On November 7th 2015 Prime Minister visited the valley of Kashmir and the same day was one of the worst days of emergency and military rule in Kashmir. Curfew and strict restrictions were imposed; the roads were secured for the pounding by heavy military combat boots, markets and other centers of business were closed to worsen the already fragile economic health of the state, the internet services were suspended to stave off the circulation of public resentment (only the Big Brother’s media industry was allowed for the coverage of events of the woeful day), and hundreds of Pro-Kashmir activists and their supporters with anonymous crimes were arrested by the police. Why should all this happen when it was only the visit of the Prime Minister who claims, “India is incomplete without Kashmiriyat”?
Why should there be such tough security arrangements to let the Prime Minister announce just an economic package for the state, the streets of which suffocated under the clonking boots of the lug iron beast? It was the same day when democracy was murdered ten thousandth time in the already blood-stained streets of Srinagar; when the world knew all the thick and thin about the Kashmir imbroglio, the wily capitalist monarch flaunted the same superannuated and hyperbolic rhetoric.
Fortunately, the spectators (calling them listeners would be comparatively an irrelevant and ambiguous term) were not totally Kashmiris; an absolutely astonishing part of the crowd hailed from Bihar and other states of the country. Even the Kashmiri spectators were not the real Kashmiri people – I mean the People who make possible a real, successful and flawless parliamentary democracy - , they were the asinine, ill-advised party workers who are sold like petty wares in the dirty market of political exchange every day.

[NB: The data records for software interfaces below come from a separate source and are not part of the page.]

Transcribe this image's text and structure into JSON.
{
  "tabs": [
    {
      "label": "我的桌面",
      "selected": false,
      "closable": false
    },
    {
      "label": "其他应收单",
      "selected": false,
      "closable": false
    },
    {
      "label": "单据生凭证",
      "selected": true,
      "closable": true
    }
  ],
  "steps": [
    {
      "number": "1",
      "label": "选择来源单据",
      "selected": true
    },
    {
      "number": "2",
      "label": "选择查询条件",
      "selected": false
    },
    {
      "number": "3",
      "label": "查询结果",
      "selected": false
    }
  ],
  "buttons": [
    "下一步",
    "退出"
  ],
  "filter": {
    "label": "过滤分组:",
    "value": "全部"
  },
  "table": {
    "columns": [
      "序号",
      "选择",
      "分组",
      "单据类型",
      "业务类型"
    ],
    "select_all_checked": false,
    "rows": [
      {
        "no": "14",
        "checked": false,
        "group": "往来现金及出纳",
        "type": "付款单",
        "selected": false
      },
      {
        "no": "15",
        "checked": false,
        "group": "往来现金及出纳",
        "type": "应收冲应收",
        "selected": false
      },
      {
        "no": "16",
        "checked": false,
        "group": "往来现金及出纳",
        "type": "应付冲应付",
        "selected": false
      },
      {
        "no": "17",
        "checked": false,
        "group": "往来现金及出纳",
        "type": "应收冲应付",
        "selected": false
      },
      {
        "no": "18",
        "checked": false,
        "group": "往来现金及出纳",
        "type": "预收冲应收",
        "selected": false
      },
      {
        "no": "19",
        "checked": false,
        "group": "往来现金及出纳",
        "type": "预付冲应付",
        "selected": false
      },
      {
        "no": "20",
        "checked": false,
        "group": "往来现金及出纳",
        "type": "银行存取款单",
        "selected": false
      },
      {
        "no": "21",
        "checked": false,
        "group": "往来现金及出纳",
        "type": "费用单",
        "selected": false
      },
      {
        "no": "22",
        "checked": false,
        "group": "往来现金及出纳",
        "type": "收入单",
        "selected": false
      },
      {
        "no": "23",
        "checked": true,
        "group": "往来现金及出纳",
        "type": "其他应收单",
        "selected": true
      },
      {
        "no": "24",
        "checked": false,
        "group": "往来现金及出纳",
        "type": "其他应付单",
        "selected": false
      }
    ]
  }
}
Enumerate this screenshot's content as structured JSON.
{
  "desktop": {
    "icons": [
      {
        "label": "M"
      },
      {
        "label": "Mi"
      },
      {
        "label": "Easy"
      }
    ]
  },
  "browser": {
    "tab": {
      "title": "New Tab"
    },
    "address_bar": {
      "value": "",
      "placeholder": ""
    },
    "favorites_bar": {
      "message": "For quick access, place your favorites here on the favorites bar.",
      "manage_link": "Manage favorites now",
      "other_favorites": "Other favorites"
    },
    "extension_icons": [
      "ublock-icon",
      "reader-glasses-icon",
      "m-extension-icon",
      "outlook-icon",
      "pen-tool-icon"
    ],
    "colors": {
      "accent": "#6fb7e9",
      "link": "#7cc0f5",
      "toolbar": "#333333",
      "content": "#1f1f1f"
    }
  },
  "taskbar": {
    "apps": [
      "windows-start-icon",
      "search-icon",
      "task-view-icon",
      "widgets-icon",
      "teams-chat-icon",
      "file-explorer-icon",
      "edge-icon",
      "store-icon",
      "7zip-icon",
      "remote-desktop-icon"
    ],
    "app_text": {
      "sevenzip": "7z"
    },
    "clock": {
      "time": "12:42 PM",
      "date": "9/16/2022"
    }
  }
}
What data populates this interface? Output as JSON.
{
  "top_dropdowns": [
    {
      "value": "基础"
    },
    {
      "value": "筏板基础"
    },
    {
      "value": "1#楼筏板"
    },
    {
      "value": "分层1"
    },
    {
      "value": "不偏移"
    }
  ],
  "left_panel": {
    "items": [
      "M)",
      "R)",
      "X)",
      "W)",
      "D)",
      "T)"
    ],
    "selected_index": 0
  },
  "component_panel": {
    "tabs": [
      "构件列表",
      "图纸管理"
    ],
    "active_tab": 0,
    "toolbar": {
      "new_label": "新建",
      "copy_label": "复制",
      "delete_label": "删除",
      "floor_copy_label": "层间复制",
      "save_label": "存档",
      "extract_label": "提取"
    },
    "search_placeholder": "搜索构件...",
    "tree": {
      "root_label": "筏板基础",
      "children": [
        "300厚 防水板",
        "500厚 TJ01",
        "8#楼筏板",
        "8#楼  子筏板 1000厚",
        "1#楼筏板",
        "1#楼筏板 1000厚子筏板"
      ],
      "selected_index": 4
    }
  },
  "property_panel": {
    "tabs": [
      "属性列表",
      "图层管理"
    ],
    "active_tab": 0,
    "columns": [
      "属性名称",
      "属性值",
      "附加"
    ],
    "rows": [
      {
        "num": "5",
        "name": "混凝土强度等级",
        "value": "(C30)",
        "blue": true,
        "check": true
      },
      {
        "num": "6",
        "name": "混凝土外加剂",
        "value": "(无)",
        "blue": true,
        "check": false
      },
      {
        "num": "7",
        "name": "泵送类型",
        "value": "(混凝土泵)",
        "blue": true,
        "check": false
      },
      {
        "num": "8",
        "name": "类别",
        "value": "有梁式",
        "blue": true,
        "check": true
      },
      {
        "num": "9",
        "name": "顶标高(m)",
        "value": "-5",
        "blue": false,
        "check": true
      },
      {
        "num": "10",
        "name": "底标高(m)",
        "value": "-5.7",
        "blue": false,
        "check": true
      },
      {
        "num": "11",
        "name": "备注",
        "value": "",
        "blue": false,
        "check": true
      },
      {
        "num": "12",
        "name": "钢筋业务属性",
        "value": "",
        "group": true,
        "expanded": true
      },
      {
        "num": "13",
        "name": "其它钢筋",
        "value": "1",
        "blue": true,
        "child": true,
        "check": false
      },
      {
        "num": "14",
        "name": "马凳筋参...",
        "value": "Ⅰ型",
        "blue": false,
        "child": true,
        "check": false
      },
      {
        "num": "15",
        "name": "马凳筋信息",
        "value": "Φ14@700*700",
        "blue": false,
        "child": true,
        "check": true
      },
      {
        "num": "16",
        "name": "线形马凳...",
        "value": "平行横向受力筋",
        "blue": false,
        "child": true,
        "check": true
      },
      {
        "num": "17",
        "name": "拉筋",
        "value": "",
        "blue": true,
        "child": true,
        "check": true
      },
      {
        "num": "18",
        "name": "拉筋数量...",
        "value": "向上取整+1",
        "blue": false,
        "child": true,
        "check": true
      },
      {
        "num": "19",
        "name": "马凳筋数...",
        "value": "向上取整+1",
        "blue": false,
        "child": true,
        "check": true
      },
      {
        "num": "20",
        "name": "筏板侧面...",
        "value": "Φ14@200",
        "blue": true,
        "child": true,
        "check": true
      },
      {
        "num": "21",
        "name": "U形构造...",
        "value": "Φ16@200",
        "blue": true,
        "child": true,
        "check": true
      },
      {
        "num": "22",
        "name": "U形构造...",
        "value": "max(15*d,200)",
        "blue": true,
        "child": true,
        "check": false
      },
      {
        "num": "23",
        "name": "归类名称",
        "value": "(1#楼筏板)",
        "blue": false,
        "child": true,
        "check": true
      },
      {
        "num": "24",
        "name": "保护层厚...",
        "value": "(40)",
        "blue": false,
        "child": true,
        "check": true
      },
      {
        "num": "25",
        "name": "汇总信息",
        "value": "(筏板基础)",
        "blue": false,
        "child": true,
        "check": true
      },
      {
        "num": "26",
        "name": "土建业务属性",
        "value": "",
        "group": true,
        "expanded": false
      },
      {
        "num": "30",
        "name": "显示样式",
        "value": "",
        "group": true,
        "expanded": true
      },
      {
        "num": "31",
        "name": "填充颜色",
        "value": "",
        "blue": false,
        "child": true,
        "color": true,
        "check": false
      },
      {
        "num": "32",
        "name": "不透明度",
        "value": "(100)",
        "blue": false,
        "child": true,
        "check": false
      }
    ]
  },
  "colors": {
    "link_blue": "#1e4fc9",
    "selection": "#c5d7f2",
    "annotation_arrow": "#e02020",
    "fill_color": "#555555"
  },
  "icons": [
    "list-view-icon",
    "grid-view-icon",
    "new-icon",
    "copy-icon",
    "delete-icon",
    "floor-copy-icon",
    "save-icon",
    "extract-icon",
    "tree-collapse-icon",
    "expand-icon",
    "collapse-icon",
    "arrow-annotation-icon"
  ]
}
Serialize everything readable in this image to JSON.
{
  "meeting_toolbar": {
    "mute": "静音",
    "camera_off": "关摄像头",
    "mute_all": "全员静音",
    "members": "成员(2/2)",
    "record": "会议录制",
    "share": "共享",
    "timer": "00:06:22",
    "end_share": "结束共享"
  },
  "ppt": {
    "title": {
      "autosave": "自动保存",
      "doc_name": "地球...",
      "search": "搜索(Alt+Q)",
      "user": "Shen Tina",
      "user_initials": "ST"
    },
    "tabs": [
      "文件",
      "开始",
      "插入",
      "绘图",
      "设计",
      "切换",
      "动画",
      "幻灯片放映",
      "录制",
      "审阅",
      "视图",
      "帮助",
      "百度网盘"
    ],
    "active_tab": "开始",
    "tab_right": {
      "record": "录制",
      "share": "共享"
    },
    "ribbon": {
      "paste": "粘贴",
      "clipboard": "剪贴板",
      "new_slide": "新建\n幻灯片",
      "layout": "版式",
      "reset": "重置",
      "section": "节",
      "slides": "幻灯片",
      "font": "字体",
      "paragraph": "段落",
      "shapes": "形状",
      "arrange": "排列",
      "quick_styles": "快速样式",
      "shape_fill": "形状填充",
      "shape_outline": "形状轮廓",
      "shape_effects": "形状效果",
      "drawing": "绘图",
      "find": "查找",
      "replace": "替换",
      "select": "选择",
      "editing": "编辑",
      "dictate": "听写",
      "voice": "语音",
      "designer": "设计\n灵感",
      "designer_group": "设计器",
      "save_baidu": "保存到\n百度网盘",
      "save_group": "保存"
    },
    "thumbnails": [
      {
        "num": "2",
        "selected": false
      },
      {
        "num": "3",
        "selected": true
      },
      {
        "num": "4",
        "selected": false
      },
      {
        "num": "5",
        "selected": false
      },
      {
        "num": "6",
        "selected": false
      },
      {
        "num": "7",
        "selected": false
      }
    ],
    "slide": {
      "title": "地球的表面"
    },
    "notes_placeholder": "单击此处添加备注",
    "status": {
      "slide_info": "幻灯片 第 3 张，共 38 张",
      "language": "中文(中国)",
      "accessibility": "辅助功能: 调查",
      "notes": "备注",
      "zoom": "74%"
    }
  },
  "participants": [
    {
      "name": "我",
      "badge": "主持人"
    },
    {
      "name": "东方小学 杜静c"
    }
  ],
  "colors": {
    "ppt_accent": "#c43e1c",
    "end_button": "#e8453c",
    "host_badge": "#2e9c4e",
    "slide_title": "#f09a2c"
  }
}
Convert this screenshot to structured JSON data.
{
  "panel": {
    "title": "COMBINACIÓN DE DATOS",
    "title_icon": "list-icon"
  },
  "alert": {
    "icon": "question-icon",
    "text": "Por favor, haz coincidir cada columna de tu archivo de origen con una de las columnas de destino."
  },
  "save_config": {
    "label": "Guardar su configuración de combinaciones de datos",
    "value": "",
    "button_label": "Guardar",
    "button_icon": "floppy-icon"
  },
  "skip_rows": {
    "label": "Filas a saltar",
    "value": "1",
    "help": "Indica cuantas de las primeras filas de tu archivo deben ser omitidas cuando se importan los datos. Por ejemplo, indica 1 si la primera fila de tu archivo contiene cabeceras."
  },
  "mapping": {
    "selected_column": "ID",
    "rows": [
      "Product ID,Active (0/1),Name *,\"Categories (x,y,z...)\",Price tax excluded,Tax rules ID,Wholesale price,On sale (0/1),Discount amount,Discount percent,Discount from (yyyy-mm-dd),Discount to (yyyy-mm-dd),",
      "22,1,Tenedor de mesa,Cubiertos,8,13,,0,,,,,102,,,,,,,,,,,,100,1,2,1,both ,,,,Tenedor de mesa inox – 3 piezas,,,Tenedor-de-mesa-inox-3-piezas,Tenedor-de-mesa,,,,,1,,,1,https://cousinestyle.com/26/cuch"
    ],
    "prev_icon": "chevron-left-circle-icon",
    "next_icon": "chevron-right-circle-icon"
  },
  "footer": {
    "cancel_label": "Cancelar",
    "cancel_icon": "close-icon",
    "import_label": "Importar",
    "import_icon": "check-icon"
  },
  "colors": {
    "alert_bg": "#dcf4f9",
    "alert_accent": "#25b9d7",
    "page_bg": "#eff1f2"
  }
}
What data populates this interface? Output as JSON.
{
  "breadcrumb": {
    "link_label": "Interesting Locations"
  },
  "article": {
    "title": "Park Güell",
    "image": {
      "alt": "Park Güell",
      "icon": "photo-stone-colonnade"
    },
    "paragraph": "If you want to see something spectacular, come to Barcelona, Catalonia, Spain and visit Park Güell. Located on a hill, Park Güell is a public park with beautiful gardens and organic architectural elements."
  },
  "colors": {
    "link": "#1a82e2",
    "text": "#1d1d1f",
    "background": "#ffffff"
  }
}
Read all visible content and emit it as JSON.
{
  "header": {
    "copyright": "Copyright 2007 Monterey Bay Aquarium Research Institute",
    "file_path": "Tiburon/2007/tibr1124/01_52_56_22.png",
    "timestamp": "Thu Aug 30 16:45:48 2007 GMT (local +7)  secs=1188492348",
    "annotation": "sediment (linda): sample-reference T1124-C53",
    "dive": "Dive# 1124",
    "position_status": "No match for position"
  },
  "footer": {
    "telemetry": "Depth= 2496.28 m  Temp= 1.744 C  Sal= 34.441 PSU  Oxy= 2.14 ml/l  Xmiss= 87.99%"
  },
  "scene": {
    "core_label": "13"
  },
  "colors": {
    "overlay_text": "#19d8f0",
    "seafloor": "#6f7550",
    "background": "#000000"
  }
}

It was the same day when Kashmir was horribly, unprecendently fortified, but still the voice of resistance broke in the alleys of Zainakot where the young lad Gowher wrote with his own blood on every single scrap of the soil the same story of loss, struggle, injustice, death and distress. Yes! Gowher was killed on the same day when Prime Minister Narendra Modi visited the Valley of Kashmir. He was not any Wanted militant or any across-the border-trained Pakistani insurgent, he was Gowher Ahmad Dar, an innocent, young student, who chose not to listen to the Prime Minister. He was hit in head by a shell (his family later confirmed it was a bullet; this is how the Big brother’s and the politically subaltern citizen’s versions of the narrative vary) fired by the camouflaged men to ensure their King that the truth was buried and the way was cleared for his perfect Hindi rhetoric. It was the same day when even a single school was not open, even in the remotest villages of the valley, leave alone the city.
Tell me how much you like this one day in the lives of the people of Kashmir? After listening to all your answers to this question, I will say to all of you only this reality: all other days are same in the Wail of Kashmir.
Ghulam Mohammad Khan, PhD Scholar at Central University of Kashmir